PROMPT — Reproduce the records word for word, apart from the images they contain.

DATA SUPPLIED —
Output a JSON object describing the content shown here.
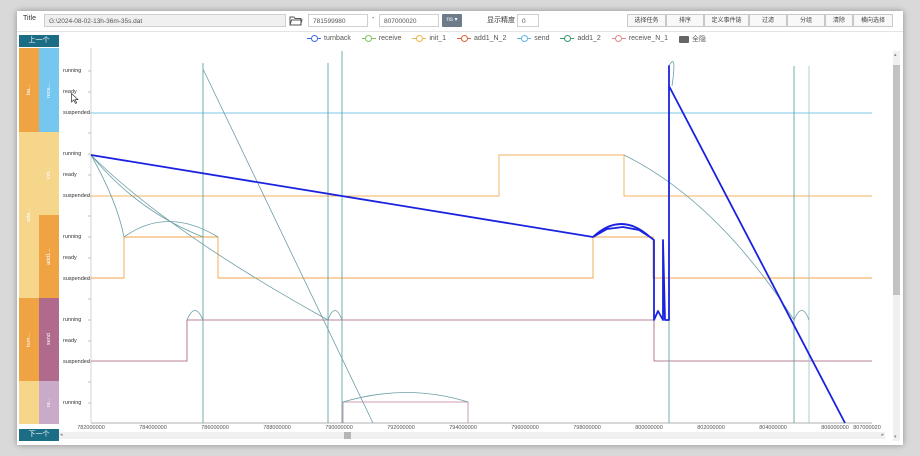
{
  "toolbar": {
    "title_label": "Title",
    "file_path": "G:\\2024-08-02-13h-36m-35s.dat",
    "start_value": "781599980",
    "range_sep": "-",
    "end_value": "807000020",
    "unit_label": "ns",
    "precision_label": "显示精度",
    "precision_value": "0",
    "buttons": [
      "选择任务",
      "排序",
      "定义事件链",
      "过滤",
      "分组",
      "清除",
      "横向选择"
    ]
  },
  "legend": {
    "items": [
      {
        "name": "turnback",
        "color": "#3f6dd8"
      },
      {
        "name": "receive",
        "color": "#7ec35a"
      },
      {
        "name": "init_1",
        "color": "#f1b54c"
      },
      {
        "name": "add1_N_2",
        "color": "#e0623f"
      },
      {
        "name": "send",
        "color": "#5fb9e0"
      },
      {
        "name": "add1_2",
        "color": "#3a9a6e"
      },
      {
        "name": "receive_N_1",
        "color": "#e08a8a"
      }
    ],
    "all_label": "全隐"
  },
  "nav": {
    "prev_label": "上一个",
    "next_label": "下一个"
  },
  "groups": {
    "g1": "ba...",
    "g2": "ada...",
    "g3": "turn...",
    "s1": "rece...",
    "s2": "init...",
    "s3": "add1...",
    "s4": "send",
    "s5": "re..."
  },
  "states": {
    "running": "running",
    "ready": "ready",
    "suspended": "suspended"
  },
  "xaxis": {
    "ticks": [
      "782000000",
      "784000000",
      "786000000",
      "788000000",
      "790000000",
      "792000000",
      "794000000",
      "796000000",
      "798000000",
      "800000000",
      "802000000",
      "804000000",
      "806000000",
      "807000020"
    ]
  },
  "colors": {
    "teal_line": "#5a9aa4",
    "blue_line": "#1a22e0",
    "orange_line": "#f2a64a",
    "maroon_line": "#a45a78",
    "cyan_line": "#5ec2e8"
  }
}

EXERCISE RESPONSE —
Output a JSON object describing the content shown here.
{
  "toolbar": {
    "title_label": "Title",
    "file_path": "G:\\2024-08-02-13h-36m-35s.dat",
    "start_value": "781599980",
    "range_sep": "-",
    "end_value": "807000020",
    "unit_label": "ns",
    "precision_label": "显示精度",
    "precision_value": "0",
    "buttons": [
      "选择任务",
      "排序",
      "定义事件链",
      "过滤",
      "分组",
      "清除",
      "横向选择"
    ]
  },
  "legend": {
    "items": [
      {
        "name": "turnback",
        "color": "#3f6dd8"
      },
      {
        "name": "receive",
        "color": "#7ec35a"
      },
      {
        "name": "init_1",
        "color": "#f1b54c"
      },
      {
        "name": "add1_N_2",
        "color": "#e0623f"
      },
      {
        "name": "send",
        "color": "#5fb9e0"
      },
      {
        "name": "add1_2",
        "color": "#3a9a6e"
      },
      {
        "name": "receive_N_1",
        "color": "#e08a8a"
      }
    ],
    "all_label": "全隐"
  },
  "nav": {
    "prev_label": "上一个",
    "next_label": "下一个"
  },
  "groups": {
    "g1": "ba...",
    "g2": "ada...",
    "g3": "turn...",
    "s1": "rece...",
    "s2": "init...",
    "s3": "add1...",
    "s4": "send",
    "s5": "re..."
  },
  "states": {
    "running": "running",
    "ready": "ready",
    "suspended": "suspended"
  },
  "xaxis": {
    "ticks": [
      "782000000",
      "784000000",
      "786000000",
      "788000000",
      "790000000",
      "792000000",
      "794000000",
      "796000000",
      "798000000",
      "800000000",
      "802000000",
      "804000000",
      "806000000",
      "807000020"
    ]
  },
  "colors": {
    "teal_line": "#5a9aa4",
    "blue_line": "#1a22e0",
    "orange_line": "#f2a64a",
    "maroon_line": "#a45a78",
    "cyan_line": "#5ec2e8"
  }
}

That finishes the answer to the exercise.